Segment Start: Listed entries

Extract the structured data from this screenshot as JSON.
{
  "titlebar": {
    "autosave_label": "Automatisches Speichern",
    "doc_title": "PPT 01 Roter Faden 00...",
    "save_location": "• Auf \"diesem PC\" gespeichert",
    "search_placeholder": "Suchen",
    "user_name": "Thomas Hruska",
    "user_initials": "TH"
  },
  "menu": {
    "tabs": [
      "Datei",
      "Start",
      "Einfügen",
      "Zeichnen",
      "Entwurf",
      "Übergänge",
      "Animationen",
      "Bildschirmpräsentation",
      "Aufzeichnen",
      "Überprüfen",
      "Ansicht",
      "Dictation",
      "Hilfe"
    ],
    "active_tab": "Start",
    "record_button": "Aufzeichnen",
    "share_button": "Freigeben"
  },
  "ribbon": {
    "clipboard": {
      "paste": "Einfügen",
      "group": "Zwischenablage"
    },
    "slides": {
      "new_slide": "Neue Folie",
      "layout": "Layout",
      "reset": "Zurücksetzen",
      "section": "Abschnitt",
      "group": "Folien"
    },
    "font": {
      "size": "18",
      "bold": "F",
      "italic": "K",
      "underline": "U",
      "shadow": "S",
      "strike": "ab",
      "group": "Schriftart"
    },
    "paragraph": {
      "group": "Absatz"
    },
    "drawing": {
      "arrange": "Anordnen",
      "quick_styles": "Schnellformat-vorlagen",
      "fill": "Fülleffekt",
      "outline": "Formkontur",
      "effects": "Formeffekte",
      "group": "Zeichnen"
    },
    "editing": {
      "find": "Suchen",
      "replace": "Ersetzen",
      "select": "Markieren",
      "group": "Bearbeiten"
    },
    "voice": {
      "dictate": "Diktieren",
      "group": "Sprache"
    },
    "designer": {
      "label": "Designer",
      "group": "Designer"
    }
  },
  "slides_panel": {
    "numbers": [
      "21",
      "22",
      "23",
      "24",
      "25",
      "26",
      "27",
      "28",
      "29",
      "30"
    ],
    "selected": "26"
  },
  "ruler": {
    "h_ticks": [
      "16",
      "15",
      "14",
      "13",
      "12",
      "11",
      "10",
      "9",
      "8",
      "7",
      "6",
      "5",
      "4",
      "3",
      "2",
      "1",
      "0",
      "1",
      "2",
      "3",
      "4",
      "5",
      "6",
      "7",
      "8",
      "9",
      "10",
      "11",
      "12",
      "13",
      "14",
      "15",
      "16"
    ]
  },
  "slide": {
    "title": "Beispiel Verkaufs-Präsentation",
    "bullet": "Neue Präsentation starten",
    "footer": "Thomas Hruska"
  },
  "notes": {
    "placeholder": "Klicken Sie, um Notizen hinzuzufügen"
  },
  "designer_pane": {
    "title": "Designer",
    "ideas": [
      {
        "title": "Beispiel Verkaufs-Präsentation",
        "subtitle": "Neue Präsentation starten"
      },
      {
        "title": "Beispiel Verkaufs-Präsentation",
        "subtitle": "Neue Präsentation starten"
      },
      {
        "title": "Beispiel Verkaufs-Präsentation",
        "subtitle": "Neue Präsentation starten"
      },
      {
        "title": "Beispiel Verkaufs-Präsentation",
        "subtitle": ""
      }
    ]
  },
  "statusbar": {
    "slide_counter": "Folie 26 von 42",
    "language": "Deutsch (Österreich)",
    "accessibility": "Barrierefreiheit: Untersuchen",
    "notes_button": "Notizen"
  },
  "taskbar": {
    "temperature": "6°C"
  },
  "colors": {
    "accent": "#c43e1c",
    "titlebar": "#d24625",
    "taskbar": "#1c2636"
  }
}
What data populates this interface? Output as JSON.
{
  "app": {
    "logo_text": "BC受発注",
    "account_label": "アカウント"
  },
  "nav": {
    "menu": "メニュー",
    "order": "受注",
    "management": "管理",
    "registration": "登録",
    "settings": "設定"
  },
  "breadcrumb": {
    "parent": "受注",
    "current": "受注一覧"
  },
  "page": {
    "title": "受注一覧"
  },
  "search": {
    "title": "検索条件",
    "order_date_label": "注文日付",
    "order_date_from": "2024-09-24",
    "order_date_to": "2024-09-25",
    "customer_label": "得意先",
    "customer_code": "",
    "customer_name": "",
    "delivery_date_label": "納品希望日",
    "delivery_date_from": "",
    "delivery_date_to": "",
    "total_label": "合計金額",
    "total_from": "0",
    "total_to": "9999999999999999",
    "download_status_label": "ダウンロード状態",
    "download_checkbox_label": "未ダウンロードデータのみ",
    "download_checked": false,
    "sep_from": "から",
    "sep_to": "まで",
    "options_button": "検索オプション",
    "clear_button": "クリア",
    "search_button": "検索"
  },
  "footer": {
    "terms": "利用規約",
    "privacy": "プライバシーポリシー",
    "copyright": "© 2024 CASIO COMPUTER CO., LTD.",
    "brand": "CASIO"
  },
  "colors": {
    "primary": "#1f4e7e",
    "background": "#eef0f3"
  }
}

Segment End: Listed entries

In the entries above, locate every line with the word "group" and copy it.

      "group": "Zwischenablage"
      "group": "Folien"
      "group": "Schriftart"
      "group": "Absatz"
      "group": "Zeichnen"
      "group": "Bearbeiten"
      "group": "Sprache"
      "group": "Designer"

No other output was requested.